> **Exercise directions**: Your task is to print every entry below exactly as given.

**** Given records

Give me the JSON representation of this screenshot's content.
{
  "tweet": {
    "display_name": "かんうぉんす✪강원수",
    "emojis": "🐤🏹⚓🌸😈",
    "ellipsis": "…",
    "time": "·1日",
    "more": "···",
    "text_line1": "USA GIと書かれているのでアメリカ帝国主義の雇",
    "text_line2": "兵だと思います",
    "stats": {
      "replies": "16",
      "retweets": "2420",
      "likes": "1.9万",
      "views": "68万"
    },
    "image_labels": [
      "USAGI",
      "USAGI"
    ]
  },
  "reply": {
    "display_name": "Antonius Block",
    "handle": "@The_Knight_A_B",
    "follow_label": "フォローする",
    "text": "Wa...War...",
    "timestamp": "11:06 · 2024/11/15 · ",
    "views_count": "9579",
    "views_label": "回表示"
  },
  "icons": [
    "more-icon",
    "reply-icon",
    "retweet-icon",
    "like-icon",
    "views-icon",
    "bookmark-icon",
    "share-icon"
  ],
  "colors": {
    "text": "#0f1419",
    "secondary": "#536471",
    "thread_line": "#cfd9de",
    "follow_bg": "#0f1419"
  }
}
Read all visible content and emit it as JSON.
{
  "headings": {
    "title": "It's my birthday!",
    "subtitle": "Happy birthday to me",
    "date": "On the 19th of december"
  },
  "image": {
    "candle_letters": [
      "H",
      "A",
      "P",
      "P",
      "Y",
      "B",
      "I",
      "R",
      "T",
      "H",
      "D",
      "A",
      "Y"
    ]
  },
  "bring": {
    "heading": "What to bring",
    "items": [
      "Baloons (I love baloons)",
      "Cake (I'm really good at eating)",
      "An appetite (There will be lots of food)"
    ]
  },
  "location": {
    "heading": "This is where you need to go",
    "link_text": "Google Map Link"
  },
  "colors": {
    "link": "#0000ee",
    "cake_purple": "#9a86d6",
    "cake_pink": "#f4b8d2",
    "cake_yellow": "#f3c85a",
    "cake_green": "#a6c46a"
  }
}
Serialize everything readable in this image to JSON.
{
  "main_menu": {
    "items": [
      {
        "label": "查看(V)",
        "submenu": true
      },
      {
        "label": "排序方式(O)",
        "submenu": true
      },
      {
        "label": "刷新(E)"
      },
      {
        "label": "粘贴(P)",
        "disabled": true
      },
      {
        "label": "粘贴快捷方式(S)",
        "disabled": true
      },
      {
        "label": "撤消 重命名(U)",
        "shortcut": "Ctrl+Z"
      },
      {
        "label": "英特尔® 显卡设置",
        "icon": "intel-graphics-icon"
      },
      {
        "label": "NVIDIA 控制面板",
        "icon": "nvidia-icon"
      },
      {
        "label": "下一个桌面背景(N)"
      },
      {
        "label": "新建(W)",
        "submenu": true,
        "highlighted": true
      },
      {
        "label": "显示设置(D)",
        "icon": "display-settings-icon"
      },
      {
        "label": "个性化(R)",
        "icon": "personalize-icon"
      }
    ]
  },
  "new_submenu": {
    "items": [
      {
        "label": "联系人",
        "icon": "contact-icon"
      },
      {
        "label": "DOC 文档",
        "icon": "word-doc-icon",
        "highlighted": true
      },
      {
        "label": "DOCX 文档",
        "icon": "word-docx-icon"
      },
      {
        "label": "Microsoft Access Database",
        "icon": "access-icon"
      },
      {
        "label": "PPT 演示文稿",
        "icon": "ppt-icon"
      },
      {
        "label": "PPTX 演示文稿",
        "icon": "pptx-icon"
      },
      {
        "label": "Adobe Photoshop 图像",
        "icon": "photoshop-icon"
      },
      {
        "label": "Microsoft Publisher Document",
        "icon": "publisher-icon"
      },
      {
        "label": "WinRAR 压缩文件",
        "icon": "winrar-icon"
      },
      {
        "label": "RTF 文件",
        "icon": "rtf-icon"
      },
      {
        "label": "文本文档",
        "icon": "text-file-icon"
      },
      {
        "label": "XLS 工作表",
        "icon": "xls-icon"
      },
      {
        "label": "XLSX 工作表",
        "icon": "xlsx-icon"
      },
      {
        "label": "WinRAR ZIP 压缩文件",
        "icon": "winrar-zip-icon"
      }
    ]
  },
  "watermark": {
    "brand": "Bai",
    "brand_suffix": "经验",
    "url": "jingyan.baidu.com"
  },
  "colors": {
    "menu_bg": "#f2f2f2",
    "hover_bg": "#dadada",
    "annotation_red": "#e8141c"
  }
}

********

> **Solution to the exercise**:
Give me the JSON representation of this screenshot's content.
{
  "tweet": {
    "display_name": "かんうぉんす✪강원수",
    "emojis": "🐤🏹⚓🌸😈",
    "ellipsis": "…",
    "time": "·1日",
    "more": "···",
    "text_line1": "USA GIと書かれているのでアメリカ帝国主義の雇",
    "text_line2": "兵だと思います",
    "stats": {
      "replies": "16",
      "retweets": "2420",
      "likes": "1.9万",
      "views": "68万"
    },
    "image_labels": [
      "USAGI",
      "USAGI"
    ]
  },
  "reply": {
    "display_name": "Antonius Block",
    "handle": "@The_Knight_A_B",
    "follow_label": "フォローする",
    "text": "Wa...War...",
    "timestamp": "11:06 · 2024/11/15 · ",
    "views_count": "9579",
    "views_label": "回表示"
  },
  "icons": [
    "more-icon",
    "reply-icon",
    "retweet-icon",
    "like-icon",
    "views-icon",
    "bookmark-icon",
    "share-icon"
  ],
  "colors": {
    "text": "#0f1419",
    "secondary": "#536471",
    "thread_line": "#cfd9de",
    "follow_bg": "#0f1419"
  }
}
Read all visible content and emit it as JSON.
{
  "headings": {
    "title": "It's my birthday!",
    "subtitle": "Happy birthday to me",
    "date": "On the 19th of december"
  },
  "image": {
    "candle_letters": [
      "H",
      "A",
      "P",
      "P",
      "Y",
      "B",
      "I",
      "R",
      "T",
      "H",
      "D",
      "A",
      "Y"
    ]
  },
  "bring": {
    "heading": "What to bring",
    "items": [
      "Baloons (I love baloons)",
      "Cake (I'm really good at eating)",
      "An appetite (There will be lots of food)"
    ]
  },
  "location": {
    "heading": "This is where you need to go",
    "link_text": "Google Map Link"
  },
  "colors": {
    "link": "#0000ee",
    "cake_purple": "#9a86d6",
    "cake_pink": "#f4b8d2",
    "cake_yellow": "#f3c85a",
    "cake_green": "#a6c46a"
  }
}
Serialize everything readable in this image to JSON.
{
  "main_menu": {
    "items": [
      {
        "label": "查看(V)",
        "submenu": true
      },
      {
        "label": "排序方式(O)",
        "submenu": true
      },
      {
        "label": "刷新(E)"
      },
      {
        "label": "粘贴(P)",
        "disabled": true
      },
      {
        "label": "粘贴快捷方式(S)",
        "disabled": true
      },
      {
        "label": "撤消 重命名(U)",
        "shortcut": "Ctrl+Z"
      },
      {
        "label": "英特尔® 显卡设置",
        "icon": "intel-graphics-icon"
      },
      {
        "label": "NVIDIA 控制面板",
        "icon": "nvidia-icon"
      },
      {
        "label": "下一个桌面背景(N)"
      },
      {
        "label": "新建(W)",
        "submenu": true,
        "highlighted": true
      },
      {
        "label": "显示设置(D)",
        "icon": "display-settings-icon"
      },
      {
        "label": "个性化(R)",
        "icon": "personalize-icon"
      }
    ]
  },
  "new_submenu": {
    "items": [
      {
        "label": "联系人",
        "icon": "contact-icon"
      },
      {
        "label": "DOC 文档",
        "icon": "word-doc-icon",
        "highlighted": true
      },
      {
        "label": "DOCX 文档",
        "icon": "word-docx-icon"
      },
      {
        "label": "Microsoft Access Database",
        "icon": "access-icon"
      },
      {
        "label": "PPT 演示文稿",
        "icon": "ppt-icon"
      },
      {
        "label": "PPTX 演示文稿",
        "icon": "pptx-icon"
      },
      {
        "label": "Adobe Photoshop 图像",
        "icon": "photoshop-icon"
      },
      {
        "label": "Microsoft Publisher Document",
        "icon": "publisher-icon"
      },
      {
        "label": "WinRAR 压缩文件",
        "icon": "winrar-icon"
      },
      {
        "label": "RTF 文件",
        "icon": "rtf-icon"
      },
      {
        "label": "文本文档",
        "icon": "text-file-icon"
      },
      {
        "label": "XLS 工作表",
        "icon": "xls-icon"
      },
      {
        "label": "XLSX 工作表",
        "icon": "xlsx-icon"
      },
      {
        "label": "WinRAR ZIP 压缩文件",
        "icon": "winrar-zip-icon"
      }
    ]
  },
  "watermark": {
    "brand": "Bai",
    "brand_suffix": "经验",
    "url": "jingyan.baidu.com"
  },
  "colors": {
    "menu_bg": "#f2f2f2",
    "hover_bg": "#dadada",
    "annotation_red": "#e8141c"
  }
}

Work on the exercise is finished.